THE SPORTING SCENE
Unimpressive Yankees Stumble to Victory Over Tough San Francisco Pitching Staff
The middle of October brings antumn leaves, football games, the first bour exams and, almost as inevitably, another world championship for the New York Yankees and the American League. This year's version found the Bronx Bombers picking up their 20th series victory since 1927 in a seven-game marathon with the San Francisco Giants.
But if the ending of the 1962 classic carried a slightly familiar ring, the method used by the New Yorkers was as uncharacteristic of a Yankee team as pennant winners have been to the city of Boston (the '48 Red Sox did the trick for perhaps the last time ever). Strangely enough, pitching and defense rather than the traditional New York batting power stopped the Giants' bid for glory.
Last year, the New Yorkers squashed the Cincinnati Reds in five quick games. The season before that, Pittsburgh stopped Casey Stengel's bunch in seven, but not before Bomber bats had scored more runs than any other baseball nine in series history. The Pirates triumphed in 60 by pouncing on such chronic Yankee weaknesses as shaky pitching and erratic fielding.
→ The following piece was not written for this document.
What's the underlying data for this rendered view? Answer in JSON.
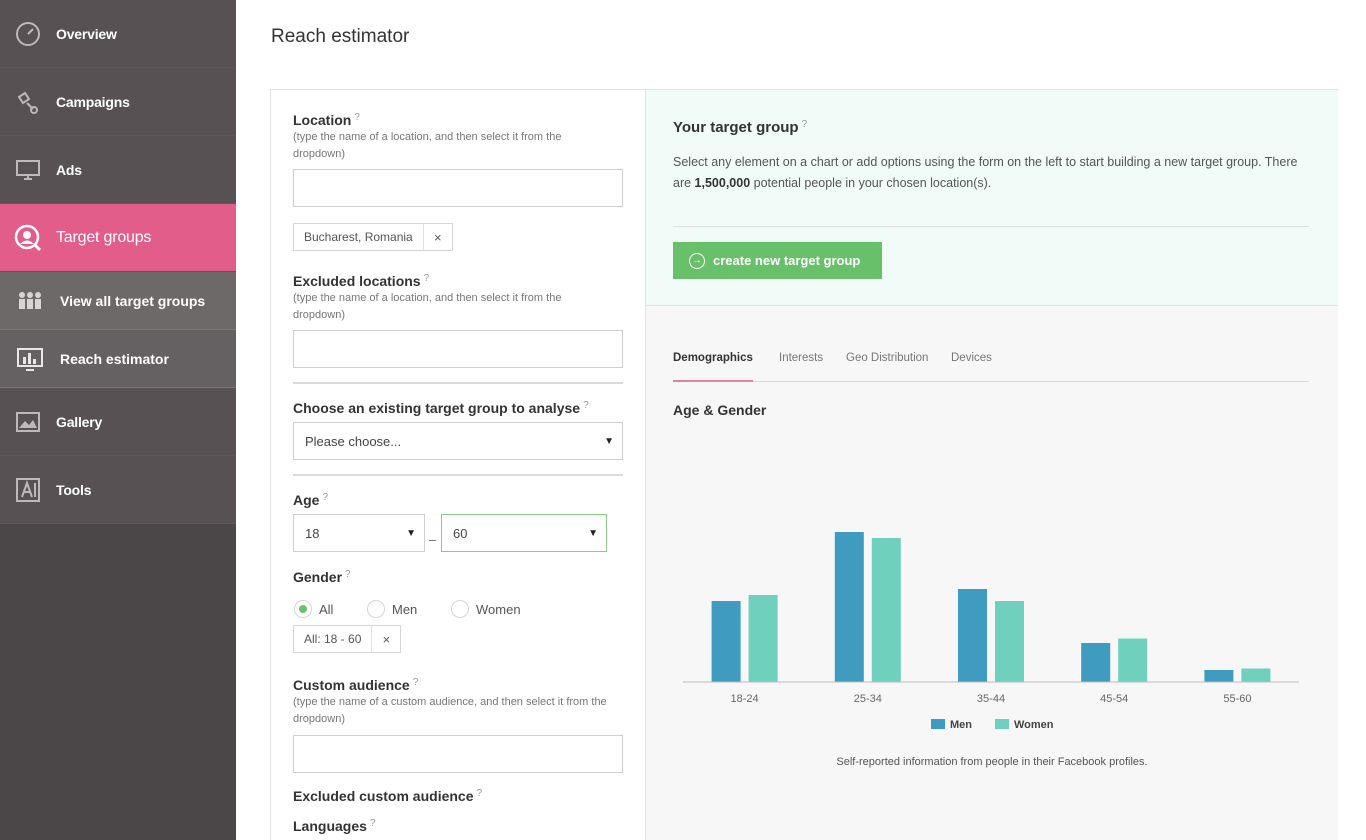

Giants Stymie Yankee Batters
Holding the Yanks to an average of just 2.66 runs per game, Jack Sanford and company pitched well enough to justify a senior circuit victory under almost any other set of circumstances. In fact, Giant hurlers performed so well that their mates actually outscored New York overall, 21 runs to 20.
Yankee center fielder Mickey Mantle may have almost won the American League batting title, but he batted a puny .120 against the Giant mound corps. Teammate Roger Maris did manage one home run in the sixth game (a losing cause, but his four hits in 25 at bats still put him well below the .200 mark for the seven-game series.
The two Yankee sluggers seemed to have set the style. Such other series dependables as Elston Howard, Yogi Benra, and Bobby Richardson were equally unimpressive helping the team to a rousing .199 average. Only Cletis Boyer and rookie Tom Tresh solved Giant pitching for respectable batting totals.
San Francisco even robbed its East Coast rivals of their most dangerous and traditional weapon--the home run ball. Used to swatting circuit blows in bunches, the baffled Bombers smashed only three homers in 63 innings of play at spacious Yankee Stadium and windswept Candlestick Park.
But if they didn't hit the ball hard and if they didn't hit it very often, the Yanks connected frequently enough to support a suddenly inspired pitching staff and an air-tight defense for the required four wins.
Terry's Pitching Paces Bombers
Right-hander Ralph Terry pitched 25 stellar innings including two complete games, Goat of the '60 series, Terry managed to control his penchant for throwing home run balls and displayed remarkable control in issuing only two walks throughout the series.
Bill Stafford and Whitey Ford allowed four runs between them in nailing down the other two Yankee wins while teammates came up with crucial defensive plays. All three outfielders (Mantle, Maris and Tresh) made spectacular catches at critical moments, capped by Maris' run-preventing peg in the last inning of the seventh game.
The Giants, though falling to take full advantage of their opponents' inability to hit, were more than a worthy opponent. The turning point of the series didn't come until that last shot off the bat of Willie McCovey hit Bobby Richardson's glove to keep the winning run and 120,859.44 sitting on second base.